‘Domestic workers suffer abuse, sexual harassment by employers: study’ 12 October 2020

A hotline to report abuse and an improved inspectorate by the labour department focused on domestic workers has been mooted, after a study alleging that domestic workers had experienced sexual harassment at the hands of their employers, particularly during the coronavirus pandemic. The study commissioned by Izwi Domestic Workers Alliance and Hlanganisa Institute of Development in Southern Africa, was conducted in July and August with domestic workers from Gauteng, KwaZulu-Natal and the Western Cape. “Hlanganisa works with high-impact community organisations reaching marginalised members of society,” said the organisation’s executive director Bongiwe Ndondo.

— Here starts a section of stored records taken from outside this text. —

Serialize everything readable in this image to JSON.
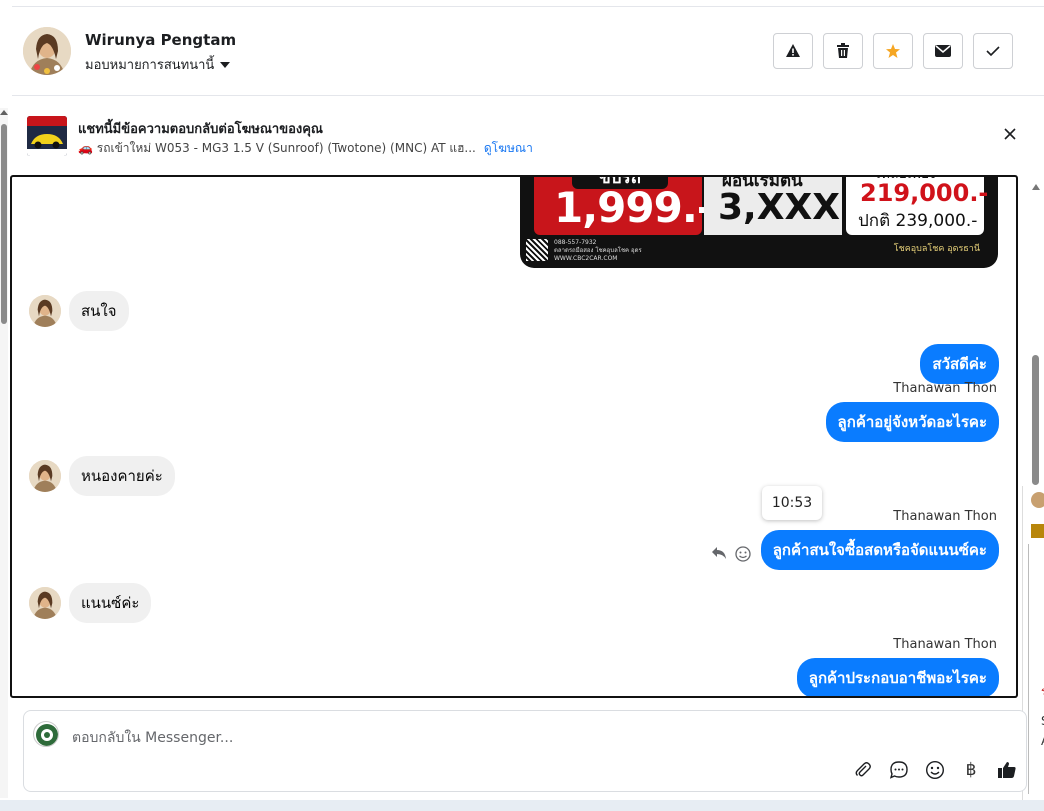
{
  "header": {
    "contact_name": "Wirunya Pengtam",
    "assign_label": "มอบหมายการสนทนานี้",
    "actions": [
      {
        "name": "report-button",
        "icon": "warning-icon"
      },
      {
        "name": "delete-button",
        "icon": "trash-icon"
      },
      {
        "name": "star-button",
        "icon": "star-icon",
        "color": "#f5a623"
      },
      {
        "name": "mark-unread-button",
        "icon": "envelope-icon"
      },
      {
        "name": "mark-done-button",
        "icon": "check-icon"
      }
    ]
  },
  "ad_context": {
    "title": "แชทนี้มีข้อความตอบกลับต่อโฆษณาของคุณ",
    "ad_name": "🚗 รถเข้าใหม่ W053 - MG3 1.5 V (Sunroof) (Twotone) (MNC) AT แฮ...",
    "view_ad_link": "ดูโฆษณา"
  },
  "banner": {
    "tag": "ขับรถ",
    "down_payment": "1,999.-",
    "installment_label": "ผ่อนเริ่มต้น",
    "installment": "3,XXX.-",
    "remaining_label": "เหลือเพียง",
    "price": "219,000.-",
    "normal_price": "ปกติ 239,000.-",
    "phone": "088-557-7932",
    "facebook": "ตลาดรถมือสอง โชคอุบลโชค อุดร",
    "website": "WWW.CBC2CAR.COM",
    "dealer_logo": "โชคอุบลโชค อุดรธานี"
  },
  "messages": [
    {
      "dir": "in",
      "text": "สนใจ"
    },
    {
      "dir": "out",
      "text": "สวัสดีค่ะ"
    },
    {
      "dir": "out",
      "sender": "Thanawan Thon",
      "text": "ลูกค้าอยู่จังหวัดอะไรคะ"
    },
    {
      "dir": "in",
      "text": "หนองคายค่ะ"
    },
    {
      "dir": "out",
      "sender": "Thanawan Thon",
      "text": "ลูกค้าสนใจซื้อสดหรือจัดแนนซ์คะ",
      "hover_time": "10:53"
    },
    {
      "dir": "in",
      "text": "แนนซ์ค่ะ"
    },
    {
      "dir": "out",
      "sender": "Thanawan Thon",
      "text": "ลูกค้าประกอบอาชีพอะไรคะ"
    }
  ],
  "side_peek": {
    "frag1": "ร",
    "frag2": "S",
    "frag3": "A"
  },
  "composer": {
    "placeholder": "ตอบกลับใน Messenger...",
    "tools": [
      "paperclip-icon",
      "chat-bubble-icon",
      "emoji-icon",
      "baht-icon",
      "thumbs-up-icon"
    ],
    "baht_symbol": "฿"
  },
  "colors": {
    "accent": "#0a7cff",
    "star": "#f5a623",
    "banner_red": "#c8151b"
  }
}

According to the report, domestic workers did not frequently report abuse because despite legal protections, every avenue of recourse seemed to threaten their livelihoods. “As in other areas of South African society, the situation has worsened during the Covid-19 pandemic. During this period, many domestic workers have been locked down at their workplaces, unable to leave the house. This constant contact and lack of privacy has increased the potential for employers to take advantage of them,” the report read.

…Domestic workers, the study noted, were often foreign migrants, frequently undocumented and working largely in isolation in the homes of employers. In the research, four participants mentioned cases of rape or sexual assault. “In other cases, domestic workers were shown pornography, forced to touch employers and assaulted sexually,” says the report. The research found that gender-based violence experienced in the domestic work sector also included male employers doing the following:

  • walking around the house without clothes;
  • exposing their private parts to domestic workers;
  • walking into the rooms of domestic workers during their private time at all hours, and;
  • engineering opportunities for domestic workers to bring them something while employers are bathing or taking a shower.